 Faithful isn't through with Talkative yet.  Faithful accurately contrasts the difference between those who have grace working in their souls and those who merely observe it.  Those with grace at work in them are convicted of sin and the Savior and His holiness are revealed to him, and subject themselves in "faith and love to the power of the Word."  He goes on to eviscerate his acquiantence's lifestyle with the observation on how his life doesn't match his words, and how his words are actually foul lies.  His final point that Talkative is a shame to all followers outrages Talkative who in return accuses  Faithful to be a gossip and an "irritable, dismal man " who has no right to judge him and bids him a curt farewell. 

Christian returns to Faithful and reassures him that "I told you how it would happen.  Your words and his lusts could not agree.  He would rather leave your company than reform his life.  But he is gone.  Let him go," said Christian. "The loss is no one's but his own..."

Faithful hopes that Talkative will think about what he said to him, and maybe it would curtail his destructive activities in the future.  Christian appreciates Faithful's courage in being confrontive with Talkative. 

Faithful sang:

"How Talkative at first lifts up his plumes!
How bravely does he speak.  How he presumes
To overwhelm all minds near!  But as soon
As I did speak of heart, like waning moon
He shrivels to an ever smaller part:
And so do all, but those who know the heart."
While in college, someone older  used to call me "Thea-logical" because his impression of me was that I was always thinking about big theological issues.  Maybe he thought it was so cute that a girl would spend so much time "thinking deep thoughts" as he put it.  I didn't know whether to be flattered or to be annoyed that I wasn't taken seriously.  After awhile, I realized I didn't have to do neither.  I soon became concerned that my knowledge, such as it was at the time, was outpacing my obedience to God. 

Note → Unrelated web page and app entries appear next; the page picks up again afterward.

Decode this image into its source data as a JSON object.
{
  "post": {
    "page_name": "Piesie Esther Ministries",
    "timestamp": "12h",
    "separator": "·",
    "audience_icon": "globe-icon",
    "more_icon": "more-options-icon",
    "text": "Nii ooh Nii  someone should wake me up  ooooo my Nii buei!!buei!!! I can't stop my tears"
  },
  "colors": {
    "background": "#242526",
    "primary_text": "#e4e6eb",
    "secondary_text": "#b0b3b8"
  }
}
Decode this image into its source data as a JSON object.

Looking back, I had the impression that all I needed was more information, more truth and that would make me more holy.  So, I read a lot of books and got involved in a lot of bible study discussions.  Which is really a good thing.  But as Serena, my bible study leader for four years in college, pointed out, it's nothing without application to real life.  She didn't want us to be merely well educated in the Bible, she was trying to teach us to live for God in obedience to His Word. 

It wasn't until post college when I realized that my love for others was actually as thin as water.  I talked the talk, but when it came to really loving people when they were hard to love and partaking in true community and real fellowship,  I was blowing it big time.  God brought me down as I saw my selfishness, arrogance and self-righteousness for the first time.  Like Talkative, I could have walked away but I chose not to.  I had to face that I fell short--way short--in the things that pleased God the most.   Not long after that, worship was no longer a performance but a real expression of joy that God still loved me and still wanted me in His domain, as I knew I was the most unworthy citizen in His kingdom. 

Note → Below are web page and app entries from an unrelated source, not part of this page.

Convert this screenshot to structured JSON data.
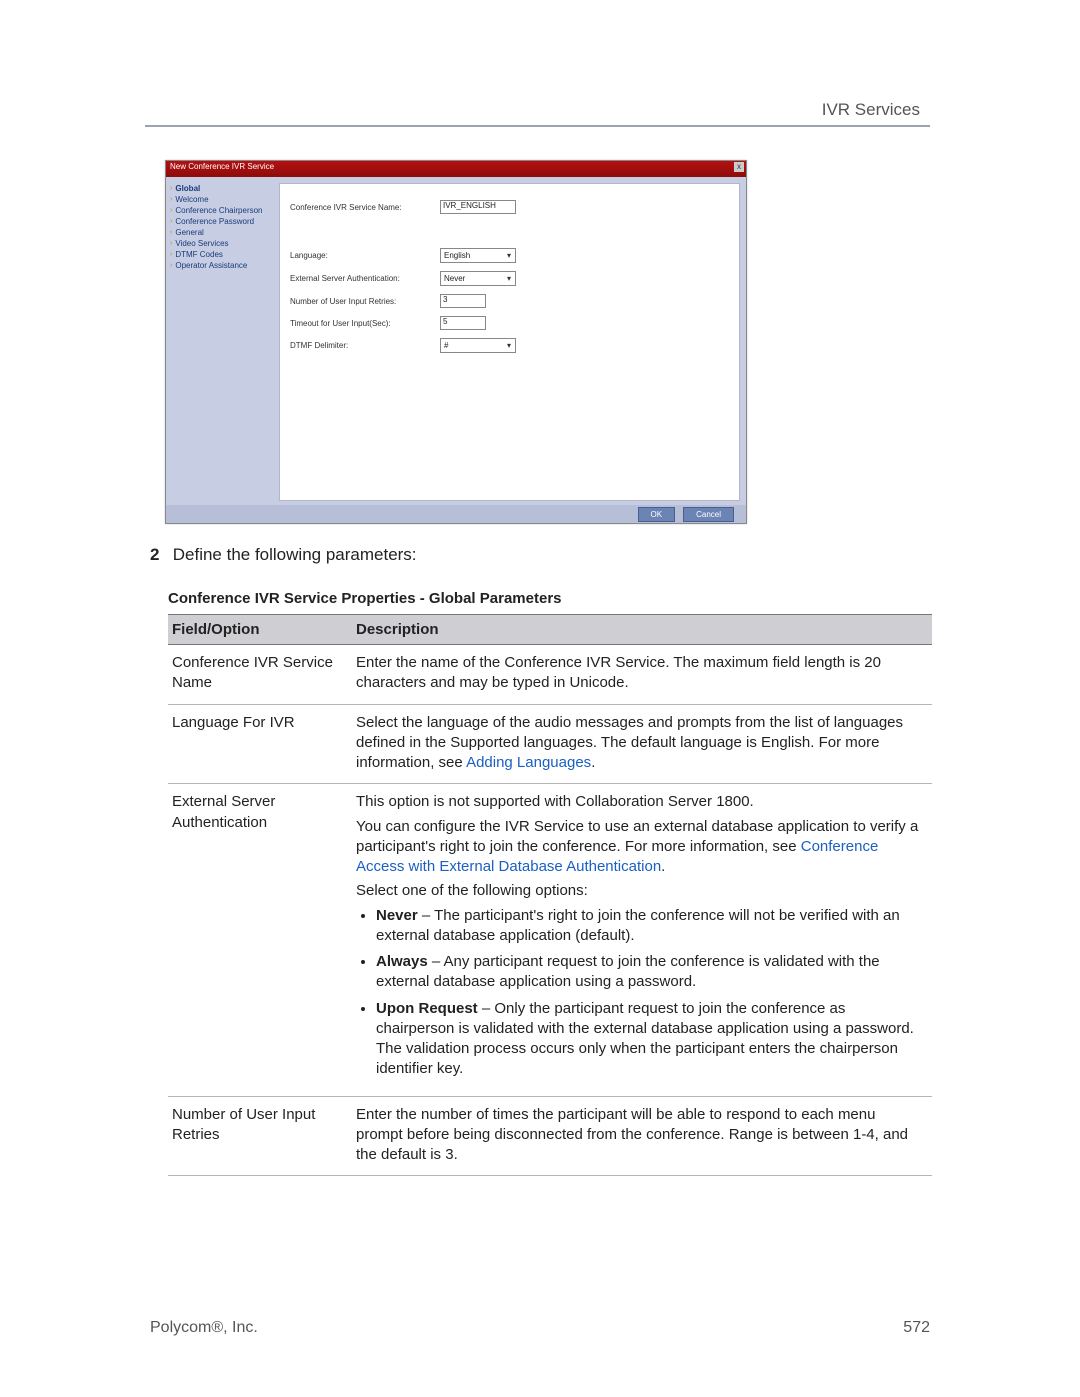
{
  "header": {
    "section": "IVR Services"
  },
  "dialog": {
    "title": "New Conference IVR Service",
    "close_glyph": "x",
    "sidebar": [
      {
        "label": "Global",
        "selected": true
      },
      {
        "label": "Welcome"
      },
      {
        "label": "Conference Chairperson"
      },
      {
        "label": "Conference Password"
      },
      {
        "label": "General"
      },
      {
        "label": "Video Services"
      },
      {
        "label": "DTMF Codes"
      },
      {
        "label": "Operator Assistance"
      }
    ],
    "fields": {
      "service_name": {
        "label": "Conference IVR Service Name:",
        "value": "IVR_ENGLISH"
      },
      "language": {
        "label": "Language:",
        "value": "English"
      },
      "ext_auth": {
        "label": "External Server Authentication:",
        "value": "Never"
      },
      "retries": {
        "label": "Number of User Input Retries:",
        "value": "3"
      },
      "timeout": {
        "label": "Timeout for User Input(Sec):",
        "value": "5"
      },
      "dtmf_delim": {
        "label": "DTMF Delimiter:",
        "value": "#"
      }
    },
    "buttons": {
      "ok": "OK",
      "cancel": "Cancel"
    }
  },
  "step": {
    "num": "2",
    "text": "Define the following parameters:"
  },
  "table": {
    "title": "Conference IVR Service Properties - Global Parameters",
    "head_field": "Field/Option",
    "head_desc": "Description",
    "rows": {
      "r1": {
        "field": "Conference IVR Service Name",
        "desc": "Enter the name of the Conference IVR Service. The maximum field length is 20 characters and may be typed in Unicode."
      },
      "r2": {
        "field": "Language For IVR",
        "desc_a": "Select the language of the audio messages and prompts from the list of languages defined in the Supported languages. The default language is English. For more information, see ",
        "link": "Adding Languages",
        "desc_b": "."
      },
      "r3": {
        "field": "External Server Authentication",
        "p1": "This option is not supported with Collaboration Server 1800.",
        "p2a": "You can configure the IVR Service to use an external database application to verify a participant's right to join the conference. For more information, see ",
        "p2link": "Conference Access with External Database Authentication",
        "p2b": ".",
        "p3": "Select one of the following options:",
        "b1_strong": "Never",
        "b1": " – The participant's right to join the conference will not be verified with an external database application (default).",
        "b2_strong": "Always",
        "b2": " – Any participant request to join the conference is validated with the external database application using a password.",
        "b3_strong": "Upon Request",
        "b3": " – Only the participant request to join the conference as chairperson is validated with the external database application using a password. The validation process occurs only when the participant enters the chairperson identifier key."
      },
      "r4": {
        "field": "Number of User Input Retries",
        "desc": "Enter the number of times the participant will be able to respond to each menu prompt before being disconnected from the conference. Range is between 1-4, and the default is 3."
      }
    }
  },
  "footer": {
    "company": "Polycom®, Inc.",
    "page": "572"
  }
}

As William Shell explains in "Come Follow Me" :

 "I will give God what he wants, regardless of whether he gives me what I want."  This is the biblical response to the fact that Jesus is Lord; it is the very heartbeat of discipleship and submission to his lordship.  Anything less than this is inconsistent and impoverished Christianity.